__Task description__.
For each line below that includes the string "JSON", show the whole line.
** Source material follows **
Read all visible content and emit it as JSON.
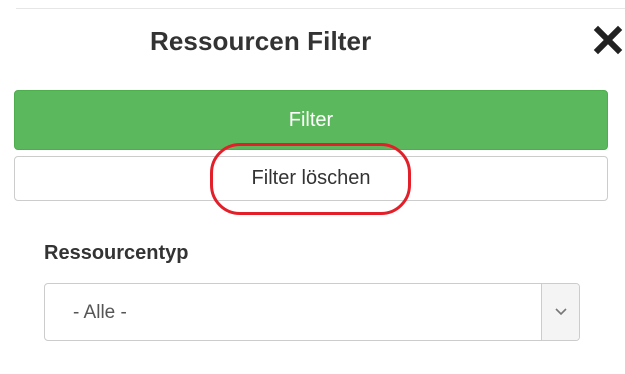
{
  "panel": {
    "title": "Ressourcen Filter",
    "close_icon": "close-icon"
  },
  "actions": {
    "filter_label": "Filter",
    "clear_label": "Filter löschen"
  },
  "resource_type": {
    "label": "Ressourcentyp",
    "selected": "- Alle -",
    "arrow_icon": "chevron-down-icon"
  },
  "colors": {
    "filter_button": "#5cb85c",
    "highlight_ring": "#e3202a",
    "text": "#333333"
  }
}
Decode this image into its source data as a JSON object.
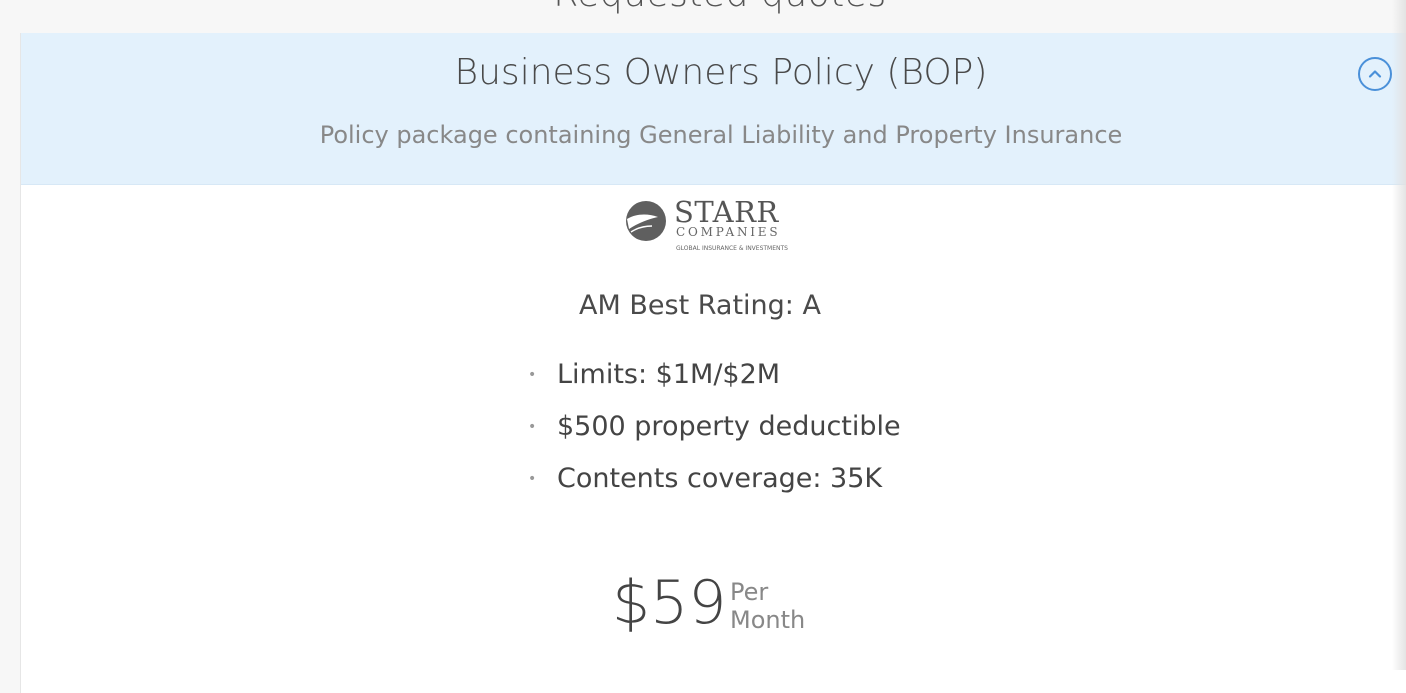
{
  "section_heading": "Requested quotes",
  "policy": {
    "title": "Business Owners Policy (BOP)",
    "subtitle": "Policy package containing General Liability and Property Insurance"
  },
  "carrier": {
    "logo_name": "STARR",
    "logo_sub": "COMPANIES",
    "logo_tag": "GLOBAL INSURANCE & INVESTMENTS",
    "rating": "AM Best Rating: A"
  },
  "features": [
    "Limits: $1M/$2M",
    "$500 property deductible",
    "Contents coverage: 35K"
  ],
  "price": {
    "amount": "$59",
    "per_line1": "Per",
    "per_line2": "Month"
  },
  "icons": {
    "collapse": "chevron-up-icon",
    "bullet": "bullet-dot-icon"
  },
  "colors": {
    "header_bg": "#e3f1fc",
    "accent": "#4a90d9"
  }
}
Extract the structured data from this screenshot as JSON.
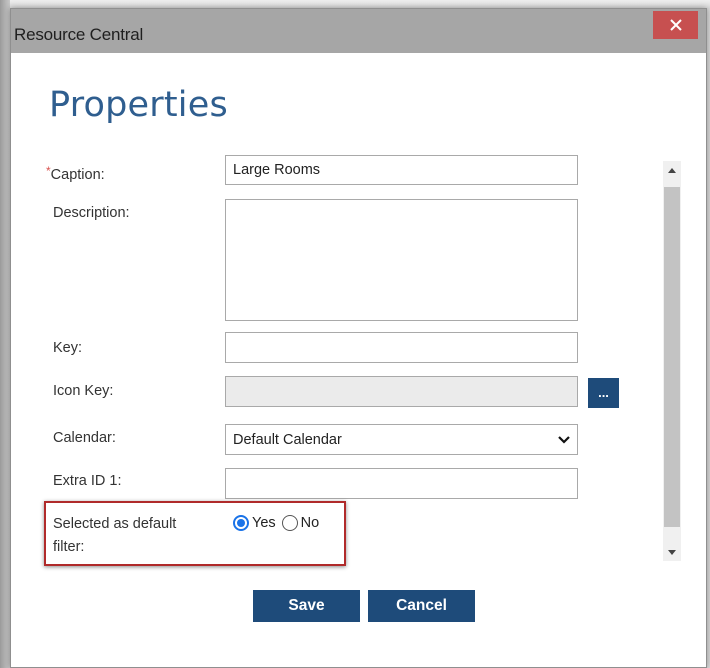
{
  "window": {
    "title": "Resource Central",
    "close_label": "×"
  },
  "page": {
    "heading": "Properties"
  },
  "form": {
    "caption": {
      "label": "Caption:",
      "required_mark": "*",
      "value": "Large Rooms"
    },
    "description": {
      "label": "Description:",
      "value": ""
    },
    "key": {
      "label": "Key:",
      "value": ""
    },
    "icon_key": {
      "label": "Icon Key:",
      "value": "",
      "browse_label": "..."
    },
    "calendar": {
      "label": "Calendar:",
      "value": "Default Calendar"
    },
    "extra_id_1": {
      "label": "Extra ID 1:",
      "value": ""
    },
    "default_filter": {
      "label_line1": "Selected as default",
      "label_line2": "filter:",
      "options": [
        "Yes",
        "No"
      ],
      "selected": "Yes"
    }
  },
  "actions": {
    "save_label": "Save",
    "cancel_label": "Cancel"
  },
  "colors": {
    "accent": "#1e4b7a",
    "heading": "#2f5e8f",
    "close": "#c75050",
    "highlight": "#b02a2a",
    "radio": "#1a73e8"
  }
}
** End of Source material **
__Response to the exercise__.
Read all visible content and emit it as JSON.
Decode this image into its source data as a JSON object.
Extract the structured data from this screenshot as JSON.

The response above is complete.